Glover discussed a “plan of action” to address the issue. Corrective steps taken so far under the plan include the following:  university has retained a nationally known firm with expertise on accreditation matters; hired a full-time director of assessment and accreditation to guide the process internally; as well as a communication/reputation management firm.

Glover introduced Charlise Anderson, a longtime assessment and institutional effectiveness expert, as the new director in charge of accreditation matters.

“We are 100 percent confident that TSU will do all that is required to prepare and submit the documentation that is necessary to remove us from probation,” Glover said. “We are fixing this and fixing it now.”

Glover also announced progress and challenges in other areas including, recruitment, retention, graduation, campus safety, customer service, but said ensuring student success remains “the key reason we are all here.”

On a major achievement, Glover informed the university of TSU’s recent partnership with tech giant Apple, and the hosting of the inaugural HBCU C2 Presidential Academy last month.

“TSU is now a National Center for Smart Technology Innovations that will bring coding and creativity opportunities across HBCU campuses,” Glover said. “TSU will be the hub for all 104 HBCUs to come here and code and create.

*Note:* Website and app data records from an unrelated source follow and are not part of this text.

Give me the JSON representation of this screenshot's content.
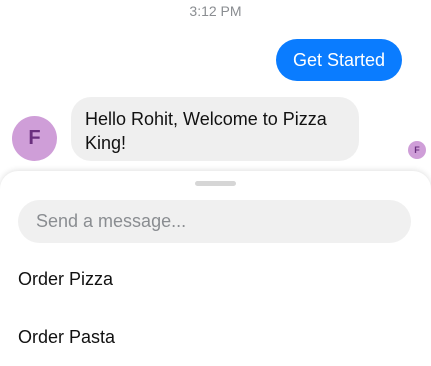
{
  "conversation": {
    "timestamp": "3:12 PM",
    "outgoing_message": "Get Started",
    "bot_avatar_letter": "F",
    "incoming_message": "Hello Rohit, Welcome to Pizza King!",
    "seen_avatar_letter": "F"
  },
  "composer": {
    "placeholder": "Send a message...",
    "quick_replies": [
      "Order Pizza",
      "Order Pasta"
    ]
  },
  "colors": {
    "accent": "#0a7cff",
    "avatar_bg": "#cf9ed8",
    "incoming_bubble": "#efefef"
  },
  "icons": {
    "avatar": "letter-avatar",
    "seen_indicator": "letter-avatar-small"
  }
}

Dr. Robbie Melton, interim dean of Graduate and Professional Studies, and the initiative’s main facilitator, was recognized for spearheading the effort that made the partnership possible. Dr. Melton then presented the TSU-trained code and creative team members.

The University is offering the coding course for free to employees. The institute culminated with lunch on the lawn.

Department of Media Relations

Tennessee State University
3500 John Merritt Boulevard
Nashville, Tennessee 37209
615.963.5331

About Tennessee State University

Founded in 1912, Tennessee State University is Nashville’s only public university, and is a  premier, historically black university and land-grant institution offering 38 bachelor’s degree programs, 24 master’s degree programs, and seven doctoral degrees.  TSU is a comprehensive research intensive institution with a R-2 Carnegie designation, and has a graduate school on its downtown Avon Williams Campus, along with the Otis Floyd Nursery Research Center in McMinnville, Tennessee.  With a commitment to excellence, Tennessee State University provides students  with a quality education in a nurturing and innovative environment that prepares them as alumni to be global leaders in every facet of society. Visit the University online at tnstate.edu.